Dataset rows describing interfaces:
▼▼▼
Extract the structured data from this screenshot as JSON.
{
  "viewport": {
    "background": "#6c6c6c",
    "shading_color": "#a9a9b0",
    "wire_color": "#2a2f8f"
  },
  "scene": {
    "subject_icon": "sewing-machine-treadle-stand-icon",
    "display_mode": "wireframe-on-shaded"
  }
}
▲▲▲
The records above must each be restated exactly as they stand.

ANSWER BOX »
Extract the structured data from this screenshot as JSON.
{
  "viewport": {
    "background": "#6c6c6c",
    "shading_color": "#a9a9b0",
    "wire_color": "#2a2f8f"
  },
  "scene": {
    "subject_icon": "sewing-machine-treadle-stand-icon",
    "display_mode": "wireframe-on-shaded"
  }
}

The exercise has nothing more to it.